  • hypothesis - A hypothesis (plural: hypotheses) is a statement that may be tested and proven to be either true or false.
  • hysteresis - Hysteresis is the tendency for a system to change or react based on a trend of how it has already transformed leading up to a specific point in time.
  • ICT (information and communications technology, or technologies) - ICT, or information and communications technology (or technologies), is the infrastructure and components that enable modern computing.
  • ICT4D (Information and Communications Technologies for Development) - ICT4D (Information and Communications Technologies for Development) is an initiative aimed at bridging the digital divide (the disparity between technological "have" and "have not" geographic locations or demographic groups) and aiding economic development by ensuring equitable access to up-to-date communications technologies.
  • identity management (ID management) - Identity management (ID management) is the organizational process for identifying, authenticating and authorizing individuals or groups of people to have access to applications, systems or networks by associating user rights and restrictions with established identities.
  • idoru - An idoru is a virtual (computer-created) media star.
  • IFrame (Inline Frame) - The IFrame HTML element is often used to insert content from another source, such as an advertisement, into a Web page.
  • image compression - Image compression is minimizing the size in bytes of a graphics file without degrading the quality of the image to an unacceptable level.
  • image of the early universe - An image of the early universe, showing irregularities in its brightness 380,000 years after its birth, has been produced by a device called the Wilkinson Microwave Anisotropy Probe (WMAP).
  • imaginary number - An imaginary number is a quantity of the form ix, where x is a real number and i is the positive square root of -1.
  • IMHO (in my humble opinion) - Like FYI (for your information), IMHO (in my humble opinion) is an abbreviation for a phrase sometimes used in online chatting and e-mail.
  • implementation - Implementation is the execution of any idea, model, or method; in IT, it refers to the process of setting up new software or hardware after a purchase is made.



  • data governance policy

    A data governance policy is a documented set of guidelines for ensuring that an organization's data and information assets are ...

  • risk management

    Risk management is the process of identifying, assessing and controlling threats to an organization's capital and earnings.

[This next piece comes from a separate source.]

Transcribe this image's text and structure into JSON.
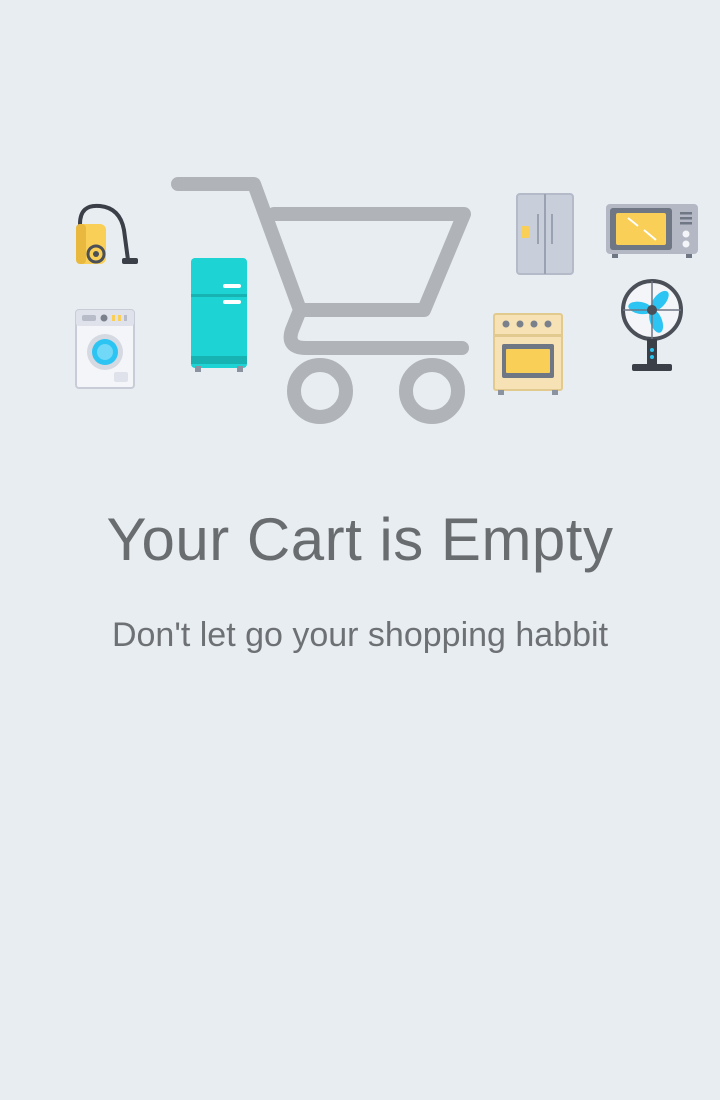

  • compliance as a service (CaaS)

    Compliance as a Service (CaaS) is a cloud service service level agreement (SLA) that specified how a managed service provider (...


  • intrusion detection system (IDS)

    An intrusion detection system (IDS) is a system that monitors network traffic for suspicious activity and alerts when such ...

  • Secure Shell (SSH)

    SSH, also known as Secure Shell or Secure Socket Shell, is a network protocol that gives users, particularly system ...

  • intrusion prevention system (IPS)

    An intrusion prevention system (IPS) is a network security and threat prevention tool.




  • cache memory

    Cache memory, also called CPU memory, is high-speed static random access memory (SRAM) that a computer microprocessor can access ...

  • capacity management

    Capacity management is the broad term describing a variety of IT monitoring, administration and planning actions that are taken ...

  • cloud storage

    Cloud storage is a service model in which data is transmitted and stored on remote storage systems, where it is maintained, ...